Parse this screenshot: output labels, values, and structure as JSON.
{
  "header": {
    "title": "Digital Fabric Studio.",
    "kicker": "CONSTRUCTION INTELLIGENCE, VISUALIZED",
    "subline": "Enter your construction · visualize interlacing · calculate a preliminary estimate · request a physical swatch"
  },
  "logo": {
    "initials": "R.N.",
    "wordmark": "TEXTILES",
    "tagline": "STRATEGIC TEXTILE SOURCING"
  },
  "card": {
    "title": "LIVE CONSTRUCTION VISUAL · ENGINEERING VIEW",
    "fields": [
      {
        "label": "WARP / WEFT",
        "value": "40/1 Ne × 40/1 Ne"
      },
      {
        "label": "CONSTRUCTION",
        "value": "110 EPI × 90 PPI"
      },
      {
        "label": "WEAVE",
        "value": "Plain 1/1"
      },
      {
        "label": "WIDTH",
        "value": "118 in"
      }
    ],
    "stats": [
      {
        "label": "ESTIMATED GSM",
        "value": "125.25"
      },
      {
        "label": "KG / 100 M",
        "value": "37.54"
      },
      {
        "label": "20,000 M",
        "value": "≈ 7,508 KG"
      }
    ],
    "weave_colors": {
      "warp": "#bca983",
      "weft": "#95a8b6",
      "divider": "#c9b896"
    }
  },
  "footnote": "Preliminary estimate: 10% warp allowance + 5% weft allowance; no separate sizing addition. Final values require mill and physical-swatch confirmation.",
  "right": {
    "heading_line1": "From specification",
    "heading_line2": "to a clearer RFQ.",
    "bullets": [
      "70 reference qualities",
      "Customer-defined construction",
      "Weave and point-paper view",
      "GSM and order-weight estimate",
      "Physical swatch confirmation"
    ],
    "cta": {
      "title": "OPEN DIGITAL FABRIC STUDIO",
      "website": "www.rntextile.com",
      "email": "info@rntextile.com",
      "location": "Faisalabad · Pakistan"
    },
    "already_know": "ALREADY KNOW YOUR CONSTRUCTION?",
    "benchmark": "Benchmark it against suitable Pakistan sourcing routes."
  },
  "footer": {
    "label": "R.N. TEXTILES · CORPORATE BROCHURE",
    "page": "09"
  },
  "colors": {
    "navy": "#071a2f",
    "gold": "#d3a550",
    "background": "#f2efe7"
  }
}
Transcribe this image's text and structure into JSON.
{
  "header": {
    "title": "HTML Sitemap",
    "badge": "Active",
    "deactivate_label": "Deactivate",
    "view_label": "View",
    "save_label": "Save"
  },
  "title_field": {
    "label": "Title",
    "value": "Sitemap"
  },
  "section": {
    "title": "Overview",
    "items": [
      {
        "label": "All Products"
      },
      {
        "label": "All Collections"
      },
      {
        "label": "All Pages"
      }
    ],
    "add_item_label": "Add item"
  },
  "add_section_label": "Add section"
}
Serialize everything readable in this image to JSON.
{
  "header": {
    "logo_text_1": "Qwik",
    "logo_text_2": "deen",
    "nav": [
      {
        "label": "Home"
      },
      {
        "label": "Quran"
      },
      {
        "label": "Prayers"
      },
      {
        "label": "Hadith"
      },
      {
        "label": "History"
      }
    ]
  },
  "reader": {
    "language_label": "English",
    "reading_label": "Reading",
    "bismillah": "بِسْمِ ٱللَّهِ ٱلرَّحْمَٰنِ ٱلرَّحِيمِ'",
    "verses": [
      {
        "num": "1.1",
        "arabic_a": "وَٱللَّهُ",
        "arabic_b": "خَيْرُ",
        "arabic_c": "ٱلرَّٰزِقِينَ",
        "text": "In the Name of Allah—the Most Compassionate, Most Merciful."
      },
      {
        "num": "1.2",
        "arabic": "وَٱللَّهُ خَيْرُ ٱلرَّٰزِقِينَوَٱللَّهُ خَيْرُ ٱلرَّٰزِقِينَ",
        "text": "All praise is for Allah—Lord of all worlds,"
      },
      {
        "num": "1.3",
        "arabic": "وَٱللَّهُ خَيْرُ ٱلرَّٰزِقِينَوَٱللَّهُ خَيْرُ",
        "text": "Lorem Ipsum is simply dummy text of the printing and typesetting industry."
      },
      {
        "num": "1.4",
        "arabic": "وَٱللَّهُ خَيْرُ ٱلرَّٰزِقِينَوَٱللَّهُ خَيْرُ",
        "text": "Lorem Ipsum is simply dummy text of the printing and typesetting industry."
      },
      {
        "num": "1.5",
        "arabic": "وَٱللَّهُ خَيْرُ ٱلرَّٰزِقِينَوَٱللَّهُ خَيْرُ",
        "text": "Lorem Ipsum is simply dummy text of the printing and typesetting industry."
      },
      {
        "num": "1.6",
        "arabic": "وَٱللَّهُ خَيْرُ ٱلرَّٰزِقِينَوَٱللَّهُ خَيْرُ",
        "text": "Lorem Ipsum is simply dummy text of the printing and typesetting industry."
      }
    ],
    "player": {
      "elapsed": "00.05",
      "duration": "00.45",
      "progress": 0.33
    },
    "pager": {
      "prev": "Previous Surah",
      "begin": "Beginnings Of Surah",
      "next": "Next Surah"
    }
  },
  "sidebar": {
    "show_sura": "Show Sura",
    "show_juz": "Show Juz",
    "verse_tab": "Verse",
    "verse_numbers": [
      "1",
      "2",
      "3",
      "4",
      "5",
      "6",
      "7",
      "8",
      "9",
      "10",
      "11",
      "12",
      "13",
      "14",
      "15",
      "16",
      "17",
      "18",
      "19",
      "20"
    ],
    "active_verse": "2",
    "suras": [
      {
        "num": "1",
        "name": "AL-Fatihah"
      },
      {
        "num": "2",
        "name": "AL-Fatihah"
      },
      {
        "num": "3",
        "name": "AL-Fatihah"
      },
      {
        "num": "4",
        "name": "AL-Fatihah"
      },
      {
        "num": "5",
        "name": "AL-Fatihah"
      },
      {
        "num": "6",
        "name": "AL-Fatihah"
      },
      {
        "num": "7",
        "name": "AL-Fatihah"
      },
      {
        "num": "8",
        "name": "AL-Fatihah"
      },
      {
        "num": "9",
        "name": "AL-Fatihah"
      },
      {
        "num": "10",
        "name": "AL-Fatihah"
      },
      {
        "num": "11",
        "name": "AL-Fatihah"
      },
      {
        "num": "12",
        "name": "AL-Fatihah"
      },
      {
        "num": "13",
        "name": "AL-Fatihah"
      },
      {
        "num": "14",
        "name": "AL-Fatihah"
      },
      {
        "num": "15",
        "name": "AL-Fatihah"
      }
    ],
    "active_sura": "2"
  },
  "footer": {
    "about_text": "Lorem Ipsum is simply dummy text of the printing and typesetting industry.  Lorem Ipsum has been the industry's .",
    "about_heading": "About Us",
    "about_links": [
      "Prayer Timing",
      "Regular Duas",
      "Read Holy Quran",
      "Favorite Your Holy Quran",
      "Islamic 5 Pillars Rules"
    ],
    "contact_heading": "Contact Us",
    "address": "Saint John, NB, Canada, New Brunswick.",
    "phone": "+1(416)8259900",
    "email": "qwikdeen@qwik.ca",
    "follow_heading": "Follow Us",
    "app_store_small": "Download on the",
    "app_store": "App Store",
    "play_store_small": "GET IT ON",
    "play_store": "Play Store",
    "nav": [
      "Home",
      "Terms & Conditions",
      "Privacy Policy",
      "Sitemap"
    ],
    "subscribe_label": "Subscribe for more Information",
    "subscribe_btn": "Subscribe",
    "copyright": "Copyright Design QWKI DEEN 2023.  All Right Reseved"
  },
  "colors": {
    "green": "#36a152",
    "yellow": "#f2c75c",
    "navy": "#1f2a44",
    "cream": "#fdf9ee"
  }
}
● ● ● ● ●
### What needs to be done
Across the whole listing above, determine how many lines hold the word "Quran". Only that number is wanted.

### Answer space
3